We got to meet Si’s many friends and co-workers who went out of their way to tell us how much they loved him. We got to explore the small rural Alabama town of Columbiana where they spend much of their leisure time. To position you, Columbiana is about 75 miles south east of Birmingham – rolling hills and farm land. We got so into the town that Tom is now carrying a library card from there – had to join to conduct some business crisis that came up while he was away from the office. We ate at all the recommended places – such as Bernie’s where you literally have to go there to find out if they’re open and serving. Sometimes they do lunch and dinner, sometimes just lunch, and sometimes not at all. Had lunch at a drugstore soda counter which transported me back about 60 years. And Anny’s where she serves cafeteria style with no menu – decides when she comes in what she’s going to cook that day. We missed the barbecue at the Chevron station because the guy with the smoker didn’t show up while we were there.

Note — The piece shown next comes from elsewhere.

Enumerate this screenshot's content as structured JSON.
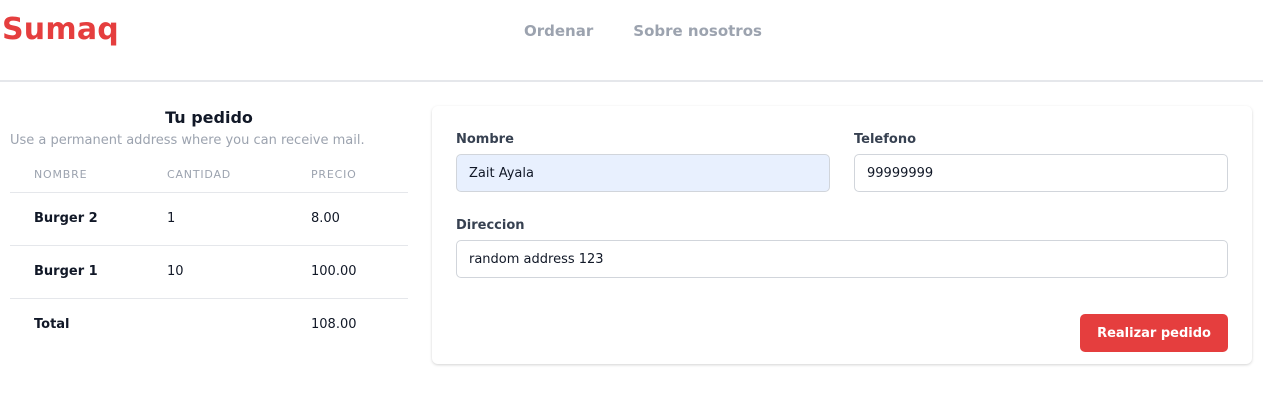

George picked the first corn while I was in Alabama and reported it as “perfect”. Good call. So far it’s light years ahead of previous crop attempts in terms of plant quality and yield. It’s a bi-color variety called Peaches and Cream. Very tasty, especially when it’s cooked within 5 minutes of picking. Also a few plum tomatoes ripened while I was gone. They’re larger than any I’ve grown in the past and cosmetically flawless. Usually there are blemishes caused by bugs and who knows what, but these are good enough for a Publix ad. I will say that I took more care in planting these seedlings than my normal practice so that could be the difference. Alternatively and equally likely, the weather has been perfect for the garden, more or less the whole time since planting. I’ll split credit with mother nature. I put the egg beside the tomatoes to give you a size reference. The cucumbers and pole beans are the largest you’ve ever seen but the varieties are such that they remain sweet and tender even when double the size you’re used to. When Tom left for home, he had a large bag loaded with kale, green beans, cucumbers, cherry tomatoes, zucchini, and a couple ears of corn – like a visit to the Farmer’s market but with better prices.